What are some important considerations regarding mechanical ventilation and its effects on natural breathing processes and patient stability?
Mechanical ventilation plays a crucial role in saving lives, but it's essential to understand its impact on natural respiratory processes. When a patient is on a ventilator, certain natural functions are disrupted. The air delivered through the ventilator bypasses the nose and mouth, which normally filter and humidify the air, leading to potential issues with dryness and coldness in the lungs. This can result in increased secretions as the lungs try to compensate.
Additionally, mechanical ventilation can interfere with the coordination between breathing and swallowing, increasing the risk of food or liquid entering the lungs while breathing. The subglottic pressure needed for proper swallowing and airway protection can be compromised due to the nature of the ventilation process.
A critical factor in determining the readiness of a patient for extubation and discontinuation of full support is their medical stability. If a patient still requires full ventilatory support and the endotracheal tube has been removed, starting therapeutic interventions prematurely can be detrimental. Ensuring medical stability is key to preventing further decline and guiding appropriate decision-making regarding the timing of interventions.

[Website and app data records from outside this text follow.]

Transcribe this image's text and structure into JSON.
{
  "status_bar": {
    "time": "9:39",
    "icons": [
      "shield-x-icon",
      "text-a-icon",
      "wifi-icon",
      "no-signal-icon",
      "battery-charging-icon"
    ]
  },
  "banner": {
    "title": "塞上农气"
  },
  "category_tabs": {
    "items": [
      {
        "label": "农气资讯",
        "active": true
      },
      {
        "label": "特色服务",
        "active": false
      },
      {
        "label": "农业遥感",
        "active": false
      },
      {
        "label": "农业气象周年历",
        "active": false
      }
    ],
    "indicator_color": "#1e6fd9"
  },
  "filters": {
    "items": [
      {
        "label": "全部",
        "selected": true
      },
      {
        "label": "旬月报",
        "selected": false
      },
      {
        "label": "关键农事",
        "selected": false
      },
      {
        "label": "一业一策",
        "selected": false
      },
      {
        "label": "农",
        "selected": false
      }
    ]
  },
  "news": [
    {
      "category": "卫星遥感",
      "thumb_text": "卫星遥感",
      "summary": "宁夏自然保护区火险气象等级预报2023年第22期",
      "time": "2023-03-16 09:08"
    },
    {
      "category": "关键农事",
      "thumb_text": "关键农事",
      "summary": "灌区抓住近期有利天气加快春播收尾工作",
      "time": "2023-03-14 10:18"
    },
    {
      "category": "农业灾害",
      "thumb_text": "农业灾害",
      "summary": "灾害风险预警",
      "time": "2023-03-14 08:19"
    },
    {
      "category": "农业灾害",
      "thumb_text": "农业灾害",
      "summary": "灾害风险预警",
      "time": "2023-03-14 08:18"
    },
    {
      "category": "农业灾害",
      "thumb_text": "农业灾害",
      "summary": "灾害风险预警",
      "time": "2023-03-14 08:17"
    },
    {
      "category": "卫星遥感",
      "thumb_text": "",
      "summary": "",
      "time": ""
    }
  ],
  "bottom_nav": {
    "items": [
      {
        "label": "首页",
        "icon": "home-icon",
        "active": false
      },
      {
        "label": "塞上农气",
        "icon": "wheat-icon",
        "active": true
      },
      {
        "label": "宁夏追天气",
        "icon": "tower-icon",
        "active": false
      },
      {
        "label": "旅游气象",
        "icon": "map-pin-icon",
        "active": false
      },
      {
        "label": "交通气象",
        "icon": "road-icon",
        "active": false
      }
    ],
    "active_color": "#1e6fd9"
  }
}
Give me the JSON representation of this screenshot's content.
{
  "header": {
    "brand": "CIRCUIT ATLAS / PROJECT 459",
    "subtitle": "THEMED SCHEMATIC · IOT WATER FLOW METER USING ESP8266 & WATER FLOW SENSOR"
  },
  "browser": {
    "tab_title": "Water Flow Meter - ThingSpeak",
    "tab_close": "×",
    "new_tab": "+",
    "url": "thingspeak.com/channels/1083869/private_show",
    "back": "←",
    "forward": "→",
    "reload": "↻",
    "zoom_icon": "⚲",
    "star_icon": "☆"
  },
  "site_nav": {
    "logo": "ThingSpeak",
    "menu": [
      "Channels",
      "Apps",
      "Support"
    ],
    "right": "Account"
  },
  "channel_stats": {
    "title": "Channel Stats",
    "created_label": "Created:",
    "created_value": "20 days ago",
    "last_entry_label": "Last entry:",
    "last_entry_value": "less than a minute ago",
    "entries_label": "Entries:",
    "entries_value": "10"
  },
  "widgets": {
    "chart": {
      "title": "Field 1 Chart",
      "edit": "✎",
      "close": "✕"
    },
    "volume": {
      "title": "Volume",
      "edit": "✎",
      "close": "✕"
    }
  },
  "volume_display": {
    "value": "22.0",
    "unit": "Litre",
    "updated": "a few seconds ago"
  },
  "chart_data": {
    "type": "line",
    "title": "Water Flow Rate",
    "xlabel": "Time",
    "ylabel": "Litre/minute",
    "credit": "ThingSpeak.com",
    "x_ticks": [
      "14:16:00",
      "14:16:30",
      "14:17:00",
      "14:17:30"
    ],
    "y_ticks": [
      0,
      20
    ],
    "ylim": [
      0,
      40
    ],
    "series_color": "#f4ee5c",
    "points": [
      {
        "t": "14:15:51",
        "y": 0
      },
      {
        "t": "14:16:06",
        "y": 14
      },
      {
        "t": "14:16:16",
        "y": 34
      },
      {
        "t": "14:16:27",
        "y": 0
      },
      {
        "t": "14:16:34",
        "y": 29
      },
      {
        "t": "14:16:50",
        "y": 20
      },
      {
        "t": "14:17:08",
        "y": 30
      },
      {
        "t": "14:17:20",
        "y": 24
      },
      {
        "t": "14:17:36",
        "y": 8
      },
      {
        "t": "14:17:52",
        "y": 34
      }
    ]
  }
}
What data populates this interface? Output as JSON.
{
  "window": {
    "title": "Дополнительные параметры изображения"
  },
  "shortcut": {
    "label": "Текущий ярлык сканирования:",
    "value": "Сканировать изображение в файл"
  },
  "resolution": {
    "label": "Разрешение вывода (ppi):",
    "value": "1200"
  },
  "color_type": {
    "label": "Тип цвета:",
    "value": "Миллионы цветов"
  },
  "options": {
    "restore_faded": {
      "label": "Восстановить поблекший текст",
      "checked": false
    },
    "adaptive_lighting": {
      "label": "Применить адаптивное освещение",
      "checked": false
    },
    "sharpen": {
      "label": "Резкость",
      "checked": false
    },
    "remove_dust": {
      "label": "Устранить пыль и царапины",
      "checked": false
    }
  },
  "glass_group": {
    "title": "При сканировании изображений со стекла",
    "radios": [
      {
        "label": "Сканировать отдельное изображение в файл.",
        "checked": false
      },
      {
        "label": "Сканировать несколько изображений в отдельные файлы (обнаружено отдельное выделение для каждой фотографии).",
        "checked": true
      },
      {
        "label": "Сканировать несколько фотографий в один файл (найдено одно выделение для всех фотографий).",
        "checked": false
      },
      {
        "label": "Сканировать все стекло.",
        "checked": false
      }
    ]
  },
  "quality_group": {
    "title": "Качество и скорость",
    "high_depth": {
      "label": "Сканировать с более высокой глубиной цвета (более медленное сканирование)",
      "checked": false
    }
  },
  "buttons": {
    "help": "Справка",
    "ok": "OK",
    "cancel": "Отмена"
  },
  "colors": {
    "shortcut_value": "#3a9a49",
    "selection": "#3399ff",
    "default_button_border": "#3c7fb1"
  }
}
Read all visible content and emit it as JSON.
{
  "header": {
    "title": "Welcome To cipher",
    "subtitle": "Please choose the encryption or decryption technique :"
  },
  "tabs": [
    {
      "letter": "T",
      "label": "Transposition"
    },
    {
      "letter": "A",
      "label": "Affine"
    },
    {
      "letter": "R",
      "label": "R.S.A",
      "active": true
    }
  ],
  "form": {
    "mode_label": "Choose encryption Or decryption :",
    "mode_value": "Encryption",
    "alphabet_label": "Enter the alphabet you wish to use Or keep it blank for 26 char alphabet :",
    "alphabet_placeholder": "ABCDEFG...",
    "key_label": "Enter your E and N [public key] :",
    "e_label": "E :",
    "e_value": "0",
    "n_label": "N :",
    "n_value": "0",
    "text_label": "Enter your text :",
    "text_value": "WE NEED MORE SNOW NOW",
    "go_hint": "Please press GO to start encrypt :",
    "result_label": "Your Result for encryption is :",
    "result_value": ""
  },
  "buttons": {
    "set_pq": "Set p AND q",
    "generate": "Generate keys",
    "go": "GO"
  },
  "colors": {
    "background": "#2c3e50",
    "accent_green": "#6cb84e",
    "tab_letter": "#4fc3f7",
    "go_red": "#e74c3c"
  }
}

This Ask the Expert is an excerpt from the course, Breathe, Speak, Eat: What the SLP Needs to Know About Trachs and Vents, presented by George Barnes, MS, CCC-SLP.